Photo: Spencer Platt/Getty Images.

A new Quinnipiac University poll released Monday finds that Democrats and Republicans have polarized views on both the danger the coronavirus poses and how the Trump administration is handling the outbreak.

By the numbers: The poll finds that 43% of respondents overall approve of President Trump's response to the coronavirus, while 49% disapprove.

  • That divide falls largely along party lines. 83% of Democrats disapprove of Trump's response, while 87% of Republicans approve.
  • 68% of Democrats said that they are "very or somewhat concerned" about the virus, compared to just 35% of Republicans.

The big picture: The poll found that among all respondents...

  • 58% were concerned that the coronavirus will disrupt their daily lives.
  • 54% were concerned that they or someone they know will be infected by the coronavirus.
  • 66% said they have confidence in the U.S. health care system's ability to handle the coronavirus.
  • 53% said they have confidence in the federal government's ability to handle the coronavirus.

Methodology: Quinnipiac University surveyed 1,261 self-identified registered voters nationwide with a margin of error of ±2.8 percentage points from March 5 to 8.

Go deeper

Updated 4 hours ago - Politics & Policy

Coronavirus dashboard

Illustration: Sarah Grillo/Axios

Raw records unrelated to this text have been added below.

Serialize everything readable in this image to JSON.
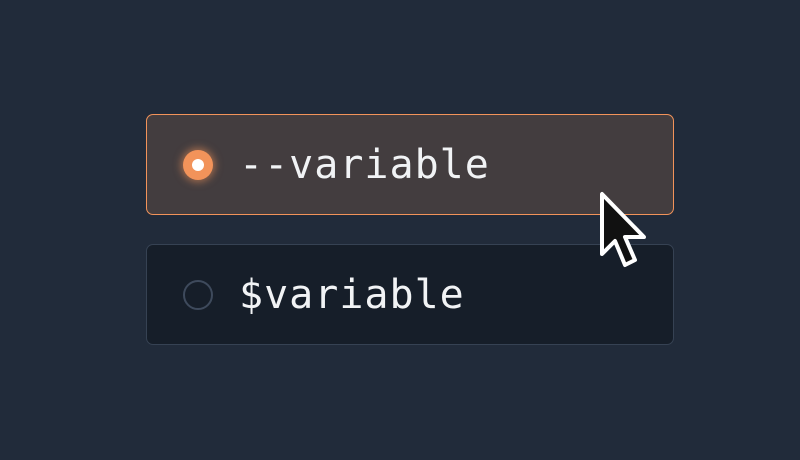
{
  "options": [
    {
      "label": "--variable",
      "selected": true
    },
    {
      "label": "$variable",
      "selected": false
    }
  ],
  "colors": {
    "background": "#212b3a",
    "accent": "#f2935a",
    "selected_fill": "#433d3f",
    "unselected_fill": "#161e29",
    "text": "#f1f3f5"
  },
  "icons": {
    "pointer": "mouse-pointer-icon"
  }
}
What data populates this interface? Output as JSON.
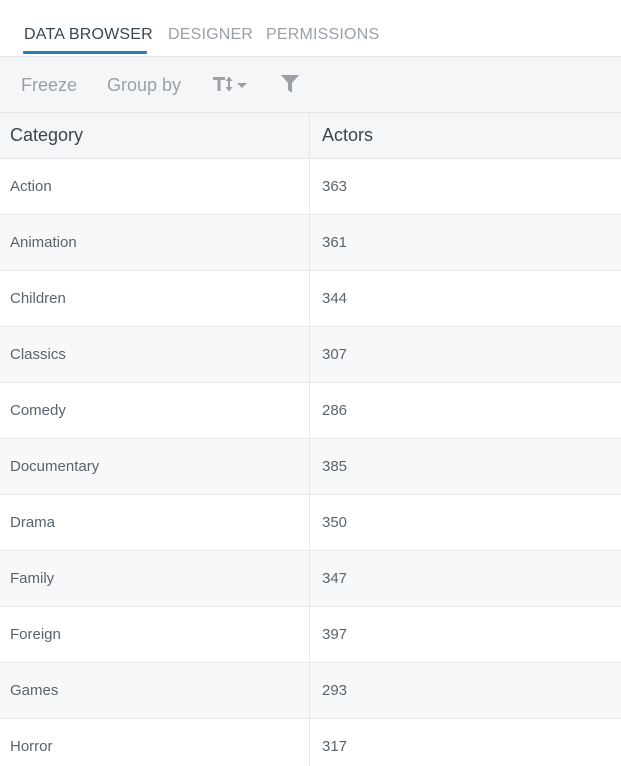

  1. Global: Total confirmed cases as of 7 p.m. ET: 12,859,834 — Total deaths: 567,123 — Total recoveries — 7,062,085Map.
  2. U.S.: Total confirmed cases as of 7 p.m. ET: 3,297,501— Total deaths: 135,155 — Total recoveries: 1,006,326 — Total tested: 40,282,176Map.
  3. States: Florida smashes single-day record for new coronavirus cases with over 15,000 — NYC reports zero coronavirus deaths for first time since pandemic hit.
  4. Public health: Ex-FDA chief projects "apex" of South's coronavirus curve in 2-3 weeks — Coronavirus testing czar: Lockdowns in hotspots "should be on the table"
  5. Education: Betsy DeVos says schools that don't reopen shouldn't get federal funds — Pelosi accuses Trump of "messing with the health of our children."

Scoop: How the White House is trying to trap leakers

Illustration: Sarah Grillo/Axios

President Trump's chief of staff, Mark Meadows, has told several White House staffers he's fed specific nuggets of information to suspected leakers to see if they pass them on to reporters — a trap that would confirm his suspicions. "Meadows told me he was doing that," said one former White House official. "I don't know if it ever worked."

Why it matters: This hunt for leakers has put some White House staffers on edge, with multiple officials telling Axios that Meadows has been unusually vocal about his tactics. So far, he's caught only one person, for a minor leak.

11 GOP congressional nominees support QAnon conspiracy

Lauren Boebert posing in her restaurant in Rifle, Colorado, on April 24. Photo: Emily Kask/AFP

At least 11 Republican congressional nominees have publicly supported or defended the QAnon conspiracy theory movement or some of its tenets — and more aligned with the movement may still find a way onto ballots this year.

Why it matters: Their progress shows how a fringe online forum built on unsubstantiated claims and flagged as a threat by the FBI is seeking a foothold in the U.S. political mainstream.